Woe Was Us

Beth Davis with her trusty Ithaca, practising trap with the Garmin XERO S1. This is not the trap field on which we were shooting in this article. On this one (St. Louis Trap & Skeet) side-winds are normal but treacherous down-drafts all but unknown.

by Terry Wieland

Every so often, something happens that makes you question everything you thought you knew, but obviously did not.  Or at least, have temporarily forgotten.

On Saturday, a week into the new year, the usual crowd of enthusiasts gathered for our monthly club trap match, which consists of two rounds at 16 yards, and two rounds of handicap, which for most is 19 or 20 yards.  Anyone without an ATA-assigned handicap picks his or her own.
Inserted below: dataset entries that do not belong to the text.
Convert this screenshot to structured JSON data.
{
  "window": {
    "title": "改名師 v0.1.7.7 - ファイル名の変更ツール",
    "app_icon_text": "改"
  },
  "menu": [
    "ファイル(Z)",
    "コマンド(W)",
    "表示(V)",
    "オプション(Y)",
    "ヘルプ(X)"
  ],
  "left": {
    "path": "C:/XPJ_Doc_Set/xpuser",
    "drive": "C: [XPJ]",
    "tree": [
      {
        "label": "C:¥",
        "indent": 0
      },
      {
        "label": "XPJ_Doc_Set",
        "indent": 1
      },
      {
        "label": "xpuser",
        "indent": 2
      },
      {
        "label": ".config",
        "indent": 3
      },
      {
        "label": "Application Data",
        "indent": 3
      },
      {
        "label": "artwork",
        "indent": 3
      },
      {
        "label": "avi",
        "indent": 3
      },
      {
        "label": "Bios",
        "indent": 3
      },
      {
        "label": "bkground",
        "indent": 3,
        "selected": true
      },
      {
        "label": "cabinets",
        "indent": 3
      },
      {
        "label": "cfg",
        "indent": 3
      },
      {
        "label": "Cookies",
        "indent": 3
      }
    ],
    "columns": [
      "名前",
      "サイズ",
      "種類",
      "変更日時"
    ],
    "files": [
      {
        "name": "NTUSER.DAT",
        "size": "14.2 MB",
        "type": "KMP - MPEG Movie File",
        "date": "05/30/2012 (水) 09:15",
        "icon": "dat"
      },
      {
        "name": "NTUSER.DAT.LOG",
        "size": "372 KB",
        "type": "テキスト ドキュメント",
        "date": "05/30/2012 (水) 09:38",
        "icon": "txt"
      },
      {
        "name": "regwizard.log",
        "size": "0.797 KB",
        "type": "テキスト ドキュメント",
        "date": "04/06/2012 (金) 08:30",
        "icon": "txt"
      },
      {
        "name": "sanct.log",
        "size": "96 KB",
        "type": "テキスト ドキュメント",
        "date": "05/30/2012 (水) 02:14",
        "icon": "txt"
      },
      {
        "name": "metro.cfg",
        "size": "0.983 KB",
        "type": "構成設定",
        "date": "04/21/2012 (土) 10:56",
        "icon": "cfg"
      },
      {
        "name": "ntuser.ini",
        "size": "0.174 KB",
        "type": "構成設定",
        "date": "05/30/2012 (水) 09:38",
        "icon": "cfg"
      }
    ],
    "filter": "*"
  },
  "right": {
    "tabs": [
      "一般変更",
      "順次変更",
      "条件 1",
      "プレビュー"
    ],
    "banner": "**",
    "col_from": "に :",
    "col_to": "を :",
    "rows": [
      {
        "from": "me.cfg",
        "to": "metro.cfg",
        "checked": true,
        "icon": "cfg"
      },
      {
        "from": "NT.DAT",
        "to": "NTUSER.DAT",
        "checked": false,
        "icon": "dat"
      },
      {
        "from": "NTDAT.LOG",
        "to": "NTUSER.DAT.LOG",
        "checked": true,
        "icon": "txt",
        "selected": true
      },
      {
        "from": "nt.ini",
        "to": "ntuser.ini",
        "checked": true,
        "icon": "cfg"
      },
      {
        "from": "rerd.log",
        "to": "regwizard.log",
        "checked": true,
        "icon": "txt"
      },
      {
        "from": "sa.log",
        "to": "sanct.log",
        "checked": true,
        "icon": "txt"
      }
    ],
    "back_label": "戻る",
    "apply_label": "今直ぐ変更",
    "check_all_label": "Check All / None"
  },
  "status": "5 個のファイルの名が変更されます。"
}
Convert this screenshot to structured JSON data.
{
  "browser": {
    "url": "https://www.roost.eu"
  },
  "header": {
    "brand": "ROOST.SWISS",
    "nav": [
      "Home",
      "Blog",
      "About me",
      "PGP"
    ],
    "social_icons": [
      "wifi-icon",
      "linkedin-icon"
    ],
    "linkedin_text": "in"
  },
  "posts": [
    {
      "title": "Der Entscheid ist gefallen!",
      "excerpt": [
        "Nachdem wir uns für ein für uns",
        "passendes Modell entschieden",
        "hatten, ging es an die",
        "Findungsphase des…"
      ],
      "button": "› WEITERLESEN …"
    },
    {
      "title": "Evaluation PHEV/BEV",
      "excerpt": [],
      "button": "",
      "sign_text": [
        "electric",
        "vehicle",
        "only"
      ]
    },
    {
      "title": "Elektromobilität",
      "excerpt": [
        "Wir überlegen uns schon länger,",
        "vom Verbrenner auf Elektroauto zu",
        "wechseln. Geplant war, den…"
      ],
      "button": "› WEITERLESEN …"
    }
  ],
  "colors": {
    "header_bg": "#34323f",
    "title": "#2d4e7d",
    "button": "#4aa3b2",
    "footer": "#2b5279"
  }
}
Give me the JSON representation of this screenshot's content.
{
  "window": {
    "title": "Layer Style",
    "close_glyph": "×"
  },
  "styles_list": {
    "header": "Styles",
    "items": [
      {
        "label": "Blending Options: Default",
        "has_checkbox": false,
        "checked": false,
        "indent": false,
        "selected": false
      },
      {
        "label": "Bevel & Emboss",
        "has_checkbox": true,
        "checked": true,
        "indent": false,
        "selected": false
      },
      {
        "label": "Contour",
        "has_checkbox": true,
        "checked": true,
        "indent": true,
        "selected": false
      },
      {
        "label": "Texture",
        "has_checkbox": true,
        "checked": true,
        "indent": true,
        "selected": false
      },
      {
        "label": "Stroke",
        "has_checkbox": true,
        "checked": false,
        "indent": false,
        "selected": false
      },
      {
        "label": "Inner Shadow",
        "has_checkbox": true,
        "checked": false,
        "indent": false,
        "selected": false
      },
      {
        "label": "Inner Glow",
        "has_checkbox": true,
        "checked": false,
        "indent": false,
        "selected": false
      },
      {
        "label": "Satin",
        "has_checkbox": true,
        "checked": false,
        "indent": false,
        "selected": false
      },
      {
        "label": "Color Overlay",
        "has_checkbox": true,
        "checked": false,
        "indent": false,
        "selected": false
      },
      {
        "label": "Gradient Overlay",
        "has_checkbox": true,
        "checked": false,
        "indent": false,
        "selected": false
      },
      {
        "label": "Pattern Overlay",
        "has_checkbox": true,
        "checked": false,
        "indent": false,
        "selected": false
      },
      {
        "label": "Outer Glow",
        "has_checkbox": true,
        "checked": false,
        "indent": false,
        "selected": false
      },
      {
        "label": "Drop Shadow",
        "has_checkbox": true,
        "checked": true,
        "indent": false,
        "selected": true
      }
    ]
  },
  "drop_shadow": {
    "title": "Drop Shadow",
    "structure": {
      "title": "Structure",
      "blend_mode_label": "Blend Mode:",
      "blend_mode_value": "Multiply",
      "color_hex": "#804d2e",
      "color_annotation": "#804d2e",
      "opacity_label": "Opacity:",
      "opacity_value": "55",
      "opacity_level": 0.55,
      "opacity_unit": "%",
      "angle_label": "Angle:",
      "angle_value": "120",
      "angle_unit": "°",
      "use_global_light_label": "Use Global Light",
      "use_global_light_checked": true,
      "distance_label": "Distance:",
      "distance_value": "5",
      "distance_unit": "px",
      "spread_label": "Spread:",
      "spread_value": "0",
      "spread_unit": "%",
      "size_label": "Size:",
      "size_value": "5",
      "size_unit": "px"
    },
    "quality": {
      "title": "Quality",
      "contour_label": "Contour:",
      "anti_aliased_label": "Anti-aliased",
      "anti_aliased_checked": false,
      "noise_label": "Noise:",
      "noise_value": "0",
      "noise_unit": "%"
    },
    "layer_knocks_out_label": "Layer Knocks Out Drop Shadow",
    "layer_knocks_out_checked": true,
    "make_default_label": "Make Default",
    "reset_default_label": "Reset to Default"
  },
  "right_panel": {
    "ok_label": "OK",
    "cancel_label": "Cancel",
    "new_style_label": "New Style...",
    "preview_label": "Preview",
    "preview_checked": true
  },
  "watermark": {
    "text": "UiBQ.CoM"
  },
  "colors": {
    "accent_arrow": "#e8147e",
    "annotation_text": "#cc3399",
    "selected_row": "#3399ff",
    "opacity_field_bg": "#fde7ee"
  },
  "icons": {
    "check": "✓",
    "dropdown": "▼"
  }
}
After a couple of weeks of bitter cold—bitter for Missouri, at least, with frozen ponds and burst water lines—it had warmed up to the mid-40s, and we were all eager to burn some powder and dust some birds.  There were three squads of five for 16-yard, two squads for handicap.

Speaking for myself, it started reasonably well.  I started at station four, broke my first four birds, and figured I was in for a reasonable session.  Little did I know, that was the high point for the whole day.  I went on to have a dismal round of 13 (thirteen!)  At the same time, though, I noticed my squad mates were not doing much better.

When the scores were posted for round one, out of 15 guns, the high was a 20, posted by a shooter who, the week before, had gone 50 straight in an informal match.  Second was a 19, low was a 5 (yes, five).  It was, in the collective memory of the 15 shooters, the worst day any of us had ever seen.  Everyone has a bad day, now and then.  But all of us at once?

There was no real explanation for it.  It was cold, but not that cold, and the wind was almost non-existent.  In fact, if you were looking for near-perfect conditions, for January anywhere north of the Mason-Dixon Line, this would have been it.

The Garmin gives you precise information on where the clay was, and where your pellets went. It would also have been interesting, on this dismal day, to see exactly how far out the clay was when the pellets did (or did not) collide with it.

My second round at 16 yards?  Eleven (11).  By that time, I was questioning everything I was doing and worrying instead of concentrating, which is a sure formula for failure.  Yet, with a total of 24, I finished near the middle of the pack.

Moving on to handicap, which I shot from 20 yards, I posted first a 15, then a 14, and believe it or not, I felt things were really looking up.

First, in spite of the score, I thought I’d figured out not only what I was doing wrong, but probably had an explanation for everyone else, as well.

When I was not shooting, I was watching the birds, and had a chance to study both fields from off to the side.  For whatever reason, the clays were coming out flatter than they should, and suddenly dropping when they reached mid-field.  Which meant that not only me, but everyone else, was shooting over them.  The obvious solution to that would have been to hold lower on the house than we normally would.

Every so often—every 15th bird or so—one would come out unusually high, what seemed to be almost straight up by comparison, and generally it was broken with alacrity.

The trap range at Arnold: the hill in the background is considerably higher and steeper than it appears in this wide-angle photo.

Both our fields face into a steep wooded hillside, close enough that shards of clay often fall onto its slope.  In the conditions of cold and little wind we had, there seemed to be a down-draft off the hill that was pushing the clays suddenly lower as they reached a certain point.

The other thing I noticed, as the day of infamy wore on, was that even the best shooters among us, and that included guys who routinely shoot 24s and 23s, and think anything under 20 is a disaster, were not picking up the birds as quickly.  They were taking an extra split second to be precise, and this was allowing the birds to get to that exact point where they dropped a foot or two like the rug had been pulled out.

I finished the two rounds of handicap with a total of 29 (15 and 14), which was good enough to place me fourth out of ten.  The winner had 34.  (Or was it 33?  Either way, it’s best forgotten.)

An inordinate number of the guys gathered around the scoreboard at the end with their phone-cameras out, probably intent on recording for posterity the fact that it wasn’t just them doing poorly.  Misery may not actually love company, but it sure appreciates having it around.

Had I been carrying my Garmin XERO S1 trap radar, I would have set it up to see exactly where I was missing but, like many things when you need them, it was sitting at home.  I have, however, found a seriously good use for the Garmin:  A specific situation needing a precise diagnosis.

Whether it would have helped immediately is impossible to say.  For absolute certain sure, it could not have hurt.

Gray’s shooting editor, Terry Wieland, has honed his skill at finding silver linings in a lifetime of what seems to be an inordinate number of black clouds, many of which, for some reason, gather over trap and skeet fields.